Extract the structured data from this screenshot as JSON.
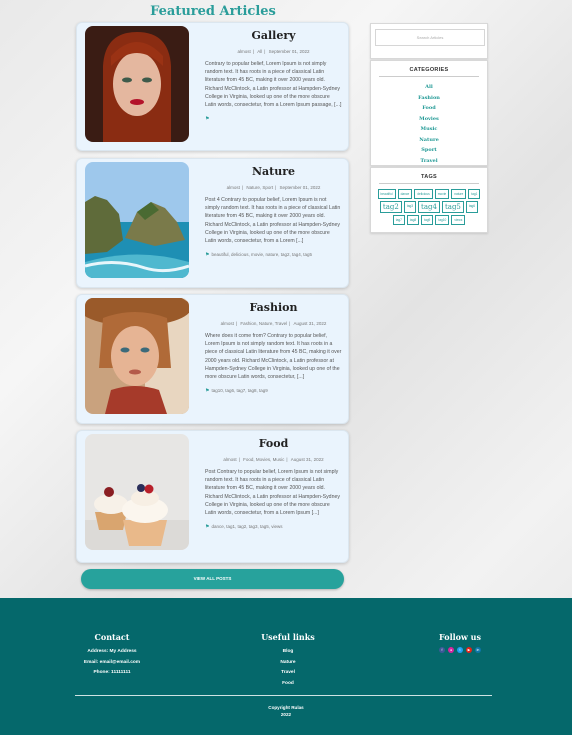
{
  "heading": "Featured Articles",
  "posts": [
    {
      "title": "Gallery",
      "author": "almost",
      "categories": "All",
      "date": "September 01, 2022",
      "excerpt": "Contrary to popular belief, Lorem Ipsum is not simply random text. It has roots in a piece of classical Latin literature from 45 BC, making it over 2000 years old. Richard McClintock, a Latin professor at Hampden-Sydney College in Virginia, looked up one of the more obscure Latin words, consectetur, from a Lorem Ipsum passage, [...]",
      "tags": ""
    },
    {
      "title": "Nature",
      "author": "almost",
      "categories": "Nature, Sport",
      "date": "September 01, 2022",
      "excerpt": "Post 4 Contrary to popular belief, Lorem Ipsum is not simply random text. It has roots in a piece of classical Latin literature from 45 BC, making it over 2000 years old. Richard McClintock, a Latin professor at Hampden-Sydney College in Virginia, looked up one of the more obscure Latin words, consectetur, from a Lorem [...]",
      "tags": "beautiful, delicious, movie, nature, tag2, tag4, tag5"
    },
    {
      "title": "Fashion",
      "author": "almost",
      "categories": "Fashion, Nature, Travel",
      "date": "August 31, 2022",
      "excerpt": "Where does it come from? Contrary to popular belief, Lorem Ipsum is not simply random text. It has roots in a piece of classical Latin literature from 45 BC, making it over 2000 years old. Richard McClintock, a Latin professor at Hampden-Sydney College in Virginia, looked up one of the more obscure Latin words, consectetur, [...]",
      "tags": "tag10, tag6, tag7, tag8, tag9"
    },
    {
      "title": "Food",
      "author": "almost",
      "categories": "Food, Movies, Music",
      "date": "August 31, 2022",
      "excerpt": "Post Contrary to popular belief, Lorem Ipsum is not simply random text. It has roots in a piece of classical Latin literature from 45 BC, making it over 2000 years old. Richard McClintock, a Latin professor at Hampden-Sydney College in Virginia, looked up one of the more obscure Latin words, consectetur, from a Lorem Ipsum [...]",
      "tags": "dance, tag1, tag2, tag3, tag5, views"
    }
  ],
  "view_all": "VIEW ALL POSTS",
  "sidebar": {
    "search_placeholder": "Search Articles",
    "categories_title": "CATEGORIES",
    "categories": [
      "All",
      "Fashion",
      "Food",
      "Movies",
      "Music",
      "Nature",
      "Sport",
      "Travel"
    ],
    "tags_title": "TAGS",
    "tags_row1": [
      "beautiful",
      "dance",
      "delicious",
      "movie",
      "nature",
      "tag1"
    ],
    "tags_row2": [
      "tag2",
      "tag3",
      "tag4",
      "tag5"
    ],
    "tags_row3": [
      "tag6",
      "tag7",
      "tag8",
      "tag9",
      "tag10",
      "views"
    ]
  },
  "footer": {
    "contact_title": "Contact",
    "address": "Address: My Address",
    "email": "Email: email@email.com",
    "phone": "Phone: 11111111",
    "links_title": "Useful links",
    "links": [
      "Blog",
      "Nature",
      "Travel",
      "Food"
    ],
    "follow_title": "Follow us",
    "social": [
      "facebook-icon",
      "instagram-icon",
      "twitter-icon",
      "youtube-icon",
      "linkedin-icon"
    ],
    "copyright": "Copyright Rulas",
    "year": "2022"
  },
  "colors": {
    "accent": "#2a9d9a",
    "footer": "#05686b",
    "card": "#eaf4fd"
  }
}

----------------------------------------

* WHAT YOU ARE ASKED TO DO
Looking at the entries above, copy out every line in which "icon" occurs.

* WRITTEN REPLY
      "facebook-icon",
      "instagram-icon",
      "twitter-icon",
      "youtube-icon",
      "linkedin-icon"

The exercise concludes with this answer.